At 05:58:24 in EnglandA crew flying in front of a US helicopter brought down by geese over the English countryside have told how it disappeared into a "fireball".
Harvard CitationBBC News, 2012. Author Denise Mina predicts fiction revolution [Online] (Updated 20th Jul 2012)
Available at: http://www.ukwirednews.com/news/1441684/Author-Denise-Mina-predicts-fiction-revolution [Accessed 28th Jul 2014]
News In Other Categories
A crew flying in front of a US helicopter brought down by geese over the English countryside have told how it disappeared into a "fireball".
With the doors to its brand new £1million training centre officially open, one of the UK's leading apprentice training providers, Bristol based S&B Automotive Academy, is showcasing its world-class facilities by launching a series of foreign student exchanges for the first time in its 41-year history.
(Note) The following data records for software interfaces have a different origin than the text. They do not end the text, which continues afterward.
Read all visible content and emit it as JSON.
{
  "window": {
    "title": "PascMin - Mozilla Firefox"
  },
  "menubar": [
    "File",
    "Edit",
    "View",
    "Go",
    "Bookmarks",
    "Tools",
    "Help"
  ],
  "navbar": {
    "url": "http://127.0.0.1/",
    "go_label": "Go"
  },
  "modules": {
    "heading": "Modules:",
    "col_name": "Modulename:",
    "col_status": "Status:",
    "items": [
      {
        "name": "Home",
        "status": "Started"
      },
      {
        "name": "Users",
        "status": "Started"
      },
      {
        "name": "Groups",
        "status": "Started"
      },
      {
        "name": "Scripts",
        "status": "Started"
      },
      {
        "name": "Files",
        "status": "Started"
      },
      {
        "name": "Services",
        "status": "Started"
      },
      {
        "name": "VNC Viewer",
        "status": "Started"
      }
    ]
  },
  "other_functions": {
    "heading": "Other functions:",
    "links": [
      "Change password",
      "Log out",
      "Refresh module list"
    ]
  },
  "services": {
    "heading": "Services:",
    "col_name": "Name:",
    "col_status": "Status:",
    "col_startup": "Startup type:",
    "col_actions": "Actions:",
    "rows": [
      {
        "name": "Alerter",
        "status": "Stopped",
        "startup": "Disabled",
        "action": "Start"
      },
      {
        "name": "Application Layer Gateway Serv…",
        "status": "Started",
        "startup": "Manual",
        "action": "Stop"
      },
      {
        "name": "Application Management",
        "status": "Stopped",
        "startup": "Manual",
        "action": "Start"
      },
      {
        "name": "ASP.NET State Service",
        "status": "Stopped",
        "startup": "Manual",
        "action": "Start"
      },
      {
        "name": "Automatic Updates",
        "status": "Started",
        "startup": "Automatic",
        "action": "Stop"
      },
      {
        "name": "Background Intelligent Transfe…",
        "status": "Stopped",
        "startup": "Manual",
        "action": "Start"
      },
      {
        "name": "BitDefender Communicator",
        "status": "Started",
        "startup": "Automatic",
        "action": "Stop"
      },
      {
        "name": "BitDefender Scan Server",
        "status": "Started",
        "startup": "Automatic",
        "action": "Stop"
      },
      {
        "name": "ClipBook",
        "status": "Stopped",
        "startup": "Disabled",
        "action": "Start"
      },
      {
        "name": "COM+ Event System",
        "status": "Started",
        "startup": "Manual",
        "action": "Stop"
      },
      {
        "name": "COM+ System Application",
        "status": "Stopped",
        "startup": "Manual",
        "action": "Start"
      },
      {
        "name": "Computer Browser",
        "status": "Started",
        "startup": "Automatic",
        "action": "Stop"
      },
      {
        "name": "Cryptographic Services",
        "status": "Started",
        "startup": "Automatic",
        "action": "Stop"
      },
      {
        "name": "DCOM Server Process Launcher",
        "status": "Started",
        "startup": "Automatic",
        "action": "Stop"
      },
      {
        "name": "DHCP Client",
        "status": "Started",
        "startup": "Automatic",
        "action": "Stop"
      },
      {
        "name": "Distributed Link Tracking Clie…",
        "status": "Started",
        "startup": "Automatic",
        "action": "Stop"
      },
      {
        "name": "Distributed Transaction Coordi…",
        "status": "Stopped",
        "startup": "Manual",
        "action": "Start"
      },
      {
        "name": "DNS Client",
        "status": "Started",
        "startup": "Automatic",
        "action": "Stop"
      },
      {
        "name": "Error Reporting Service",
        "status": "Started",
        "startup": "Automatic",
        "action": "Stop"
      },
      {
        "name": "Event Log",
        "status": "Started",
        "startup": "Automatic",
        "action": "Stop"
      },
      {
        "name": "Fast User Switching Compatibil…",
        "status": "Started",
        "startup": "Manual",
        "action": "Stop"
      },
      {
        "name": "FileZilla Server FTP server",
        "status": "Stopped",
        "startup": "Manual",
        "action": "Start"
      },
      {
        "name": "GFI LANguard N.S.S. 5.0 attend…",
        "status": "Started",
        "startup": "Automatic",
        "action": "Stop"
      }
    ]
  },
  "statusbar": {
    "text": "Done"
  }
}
To get a flavour of what life is like as an apprentice in the UK, the Academy hosted 16 apprentice engineers and bus drivers from the G9 Automotive College in Hamburg, Germany, as part of a Europe-wide vocational training initiative called the ‘Leonardo Programme’ with support from the European Social Fund. In a reciprocal arrangement, S&B will be sending nine apprentices to Germany during February 2012 so that they can get an appreciation of life in the automotive industry on the Continent. A further three German exchange groups are being planned for next year. Designed to assist the development of vocational skills and training across Europe, including work placements for trainees, the Leonardo Programme has a budget of €1.75bn, which is helping to encourage UK organisations to work with their counterparts abroad. In what is expected to be another challenging year for employers in the UK automotive sector, S&B’s Chief Executive, Jon Winter, claims that the exchange initiative will bring many benefits to the Academy and its apprentices: “In a world of global automotive brands, it’s important for our learners to understand the international context of the industry they have chosen to make their career. This new exchange programme will enable apprentices and Academy staff alike to achieve a better understanding of the challenges and opportunities within the automotive arena in Europe. With the Academy’s influence also extending to the USA and Asia, there’s every possibility that this initiative could move further afield in the future.” Continued Winter: “The need for skilled technicians across the world is on the increase and we actively encourage our apprentices to look at broader horizons during their training. Many of them have already learned the phrase ‘Vorsprung durch Gelehrtheit’, quite simply, ‘Advancement through learning.” In the 2010/11 academic year, S&B doubled the number of successful Apprenticeships over the previous year with some 350 apprentices graduating from the Academy. At the same time, achievement levels reached an all-time high with an overall success rate of 85%. For those learners on the Advanced Apprenticeship three-year programme, success rates were even higher, at over 98%. PHOTO CAPTION: As part of their exchange visit, S&B Automotive Academy arranged for the German apprentices to visit Hampshire bus operator, Bluestar, at its Barton Park depot. The students are pictured with S&B’s Andy West (3rd right) and Steve Prewett, Bluestar’s Area Engineering Manager (2nd right). Ends http://www.sandbaa.com
Scottish universities should appoint more women to their governing bodies or be forced to do so, according to the National Union of Students.
A group of 65 Indian nurses trapped in the fighting engulfing parts of Libya want to return home, officials say.
"Come into our den," says poet Ryan Van Winkle, pulling back a blanket hung from cord to reveal an accordion and a scattering of cushions.
Sir Dave Brailsford could set up a female Team Sky to help support "greater parity" between men's and women's cycling.